Mark Baldwin has always been staunch in his support of new music; under his direction of Rambert, composers as diverse as Julian Anderson and Scanner have been commissioned to write scores. But Baldwins most recent choreographic project is ambitious in a whole new direction producing an epic two hours of dance to Haydns 1798 oratorio, The Creation.
The work was originally created for the pastoral setting of Garsington Opera, but it adapts magnificently to the Wells stage. Its divided, front to back, by Pablo Bronsteins grandly gothic, beautifully lit altar screen. Ranked behind the screen are the BBC Singers and Ramberts own orchestra (conducted by the excellent Paul Hoskins), while the three soloists, Sarah Tynan (soprano), James Gilchrist (tenor) and Neal Davies (bass), are framed between its arches. The front of the stage is then left clear for the 43 dancers, who are drawn from the company and Ramberts school.Outstandingly deft Luke Ahmet with Simone Damberg Wrtz. Photograph: Tristram Kenton for the Guardian
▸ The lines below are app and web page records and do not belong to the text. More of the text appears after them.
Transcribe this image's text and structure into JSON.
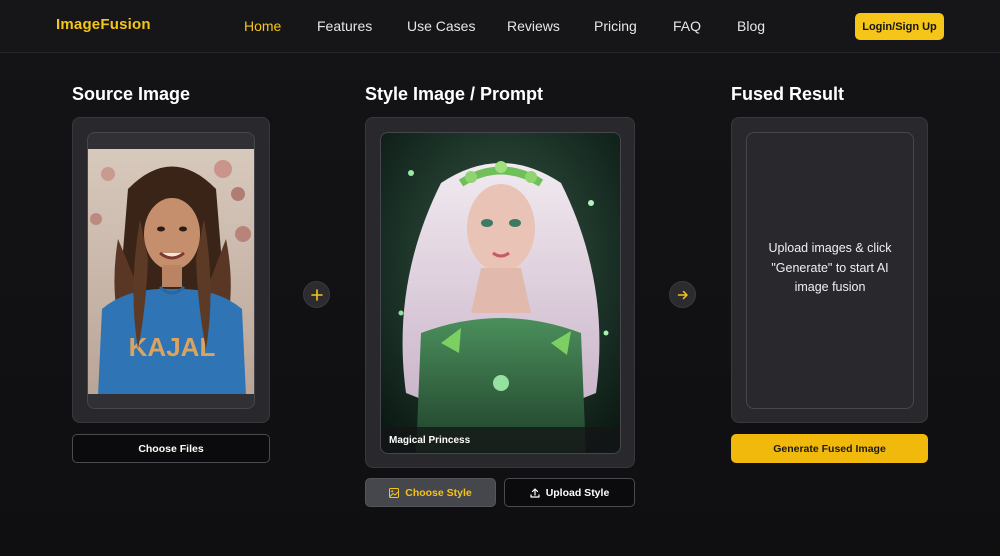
{
  "header": {
    "logo": "ImageFusion",
    "nav": [
      "Home",
      "Features",
      "Use Cases",
      "Reviews",
      "Pricing",
      "FAQ",
      "Blog"
    ],
    "active": "Home",
    "login_label": "Login/Sign Up"
  },
  "source": {
    "title": "Source Image",
    "shirt_text": "KAJAL",
    "choose_files_label": "Choose Files"
  },
  "style": {
    "title": "Style Image / Prompt",
    "caption": "Magical Princess",
    "choose_style_label": "Choose Style",
    "upload_style_label": "Upload Style"
  },
  "result": {
    "title": "Fused Result",
    "placeholder": "Upload images & click \"Generate\" to start AI image fusion",
    "generate_label": "Generate Fused Image"
  },
  "icons": {
    "plus": "plus-icon",
    "arrow": "arrow-right-icon",
    "image": "image-icon",
    "upload": "upload-icon"
  },
  "colors": {
    "accent": "#f5c518",
    "background": "#121214",
    "panel": "#29292d"
  }
}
Massed forces like these are a rare treat on the contemporary dance stage, but at first Baldwins handling of them looks at odds with his score. Haydn sound-paints the story of Creation with vivid colour and atmosphere, yet Baldwin seems overly fearful of following his cues. The opening depiction of Chaos, for instance, is music of quiet, moving imminence, yet Baldwins response is to send his dancers off on reams of distractingly busy, complicated moves. Much of this dance material is gorgeous in itself, classically shaped steps that flicker with sharp propulsive rhythms and unexpected angles. The dancers, headed by the outstandingly deft, sharp Luke Ahmet perform at a technical peak, and, dressed in black or beige unitards decorated with ruffs and rosettes, they look like an engaging cross between carnival revellers and nimble choirboys.
However, Baldwin is so fastidiously anti-literal in his responses to his music and text that too often our eyes are quarrelling with our ears, and its difficult to engage with the piece as a whole.
About 20 minutes in, however, Baldwin seems to relax into the music and give his visual imagination freer play. Patterned ensembles flood the stage as God creates the sea; when fish, birds and beasts begin to populate the earth, Baldwin allows arrestingly specific images to morph from text into dance. His eagle soars aloft on grandly elegant ports de bras; his worm undulates winningly across the stage in its sinuous trance; and, as God populates the air with swarms of insects, a woman seems to float up to greet them, lifted drowsily high above her partners head.
With the arrival of Adam and Eve, Baldwin is clever at sidestepping the sexual politics of his Biblical source, choreographing a love duet of tender, mutual sensuality that is then expanded across six more couples (not all of them male-female). The combination of innocent rapture and worldly wit is pitch perfect, and it carries through to the final chorus where the energy on stage feels like a jubilant embrace of the sacred and profane.